#### Given data:

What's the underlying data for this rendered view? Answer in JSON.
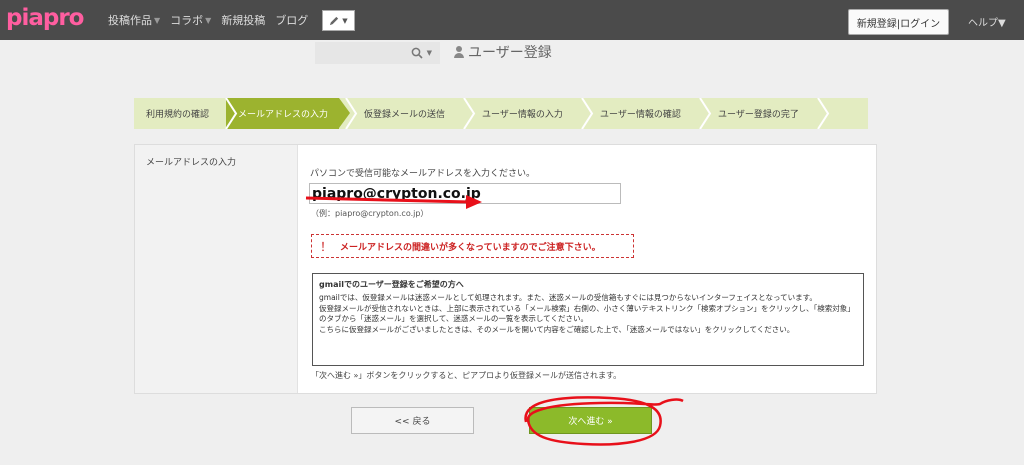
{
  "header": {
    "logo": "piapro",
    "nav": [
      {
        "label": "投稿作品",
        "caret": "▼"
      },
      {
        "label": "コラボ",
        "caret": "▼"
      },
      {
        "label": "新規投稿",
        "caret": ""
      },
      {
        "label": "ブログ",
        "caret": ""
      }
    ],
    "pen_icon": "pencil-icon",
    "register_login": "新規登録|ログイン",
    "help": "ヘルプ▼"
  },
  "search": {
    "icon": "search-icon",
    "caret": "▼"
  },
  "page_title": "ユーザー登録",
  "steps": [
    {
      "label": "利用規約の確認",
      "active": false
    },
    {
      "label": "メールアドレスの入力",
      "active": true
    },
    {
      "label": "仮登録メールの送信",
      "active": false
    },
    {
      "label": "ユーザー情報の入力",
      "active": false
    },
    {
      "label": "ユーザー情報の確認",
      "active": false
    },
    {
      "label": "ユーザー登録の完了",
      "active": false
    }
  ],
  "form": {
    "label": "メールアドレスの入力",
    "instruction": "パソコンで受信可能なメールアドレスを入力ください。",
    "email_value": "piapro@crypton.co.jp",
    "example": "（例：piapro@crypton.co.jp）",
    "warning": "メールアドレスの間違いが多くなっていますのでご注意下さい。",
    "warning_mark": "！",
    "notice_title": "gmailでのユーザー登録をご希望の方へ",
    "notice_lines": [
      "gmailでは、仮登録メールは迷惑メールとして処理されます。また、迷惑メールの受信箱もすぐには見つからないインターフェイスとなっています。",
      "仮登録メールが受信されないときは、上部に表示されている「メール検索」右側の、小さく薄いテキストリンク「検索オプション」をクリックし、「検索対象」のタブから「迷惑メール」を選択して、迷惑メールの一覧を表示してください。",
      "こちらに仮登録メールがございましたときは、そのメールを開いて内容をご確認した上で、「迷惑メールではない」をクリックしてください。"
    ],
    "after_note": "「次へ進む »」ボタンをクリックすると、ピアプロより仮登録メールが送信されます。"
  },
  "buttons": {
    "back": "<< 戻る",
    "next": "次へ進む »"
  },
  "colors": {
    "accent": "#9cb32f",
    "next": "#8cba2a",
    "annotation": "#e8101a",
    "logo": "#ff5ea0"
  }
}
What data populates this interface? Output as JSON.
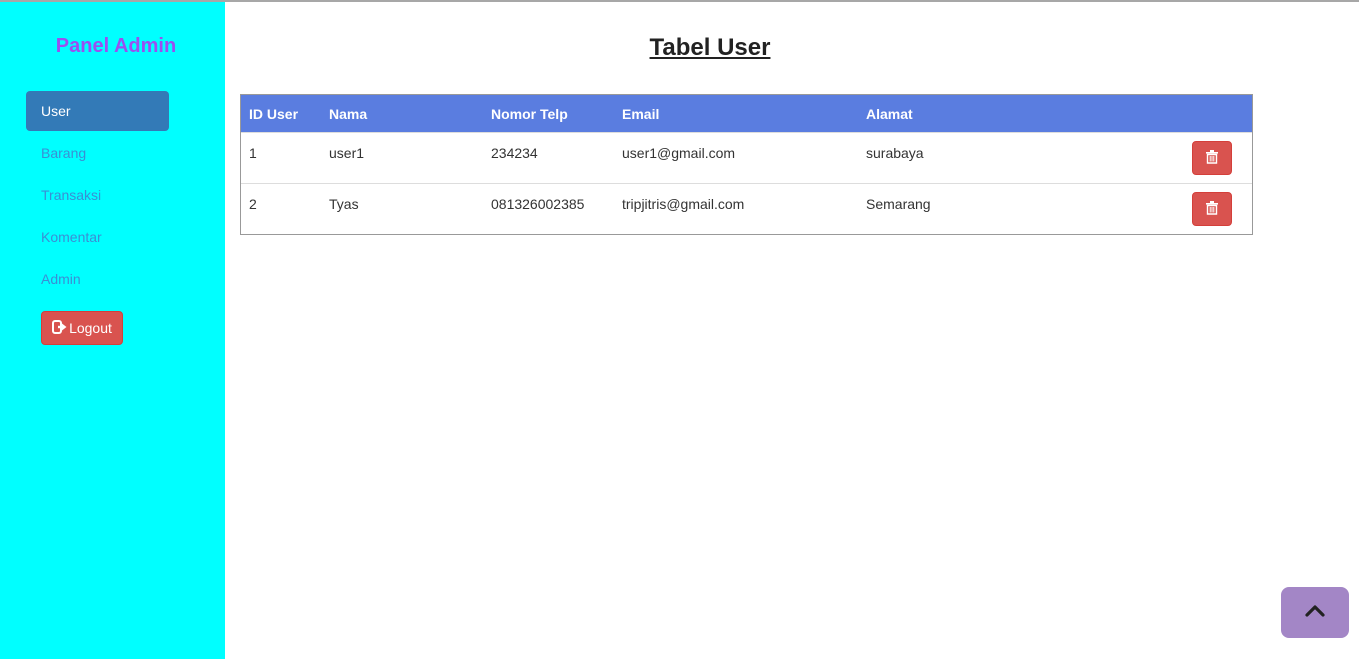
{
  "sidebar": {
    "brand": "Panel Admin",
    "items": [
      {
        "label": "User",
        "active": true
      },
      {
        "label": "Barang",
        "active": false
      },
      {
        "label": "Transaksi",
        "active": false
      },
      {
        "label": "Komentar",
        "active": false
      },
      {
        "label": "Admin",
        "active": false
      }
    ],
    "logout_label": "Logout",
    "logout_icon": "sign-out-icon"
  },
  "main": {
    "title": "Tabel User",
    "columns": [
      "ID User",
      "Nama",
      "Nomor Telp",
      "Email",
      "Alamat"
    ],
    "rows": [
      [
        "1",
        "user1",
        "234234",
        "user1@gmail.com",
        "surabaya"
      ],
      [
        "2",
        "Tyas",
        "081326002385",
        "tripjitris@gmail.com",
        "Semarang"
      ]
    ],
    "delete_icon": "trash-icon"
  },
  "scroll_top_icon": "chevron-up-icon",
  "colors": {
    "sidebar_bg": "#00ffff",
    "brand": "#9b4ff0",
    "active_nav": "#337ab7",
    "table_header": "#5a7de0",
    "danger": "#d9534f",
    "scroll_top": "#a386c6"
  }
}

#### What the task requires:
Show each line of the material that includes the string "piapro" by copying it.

#### Solution:
    "logo": "piapro",
    "email_value": "piapro@crypton.co.jp",
    "example": "（例：piapro@crypton.co.jp）",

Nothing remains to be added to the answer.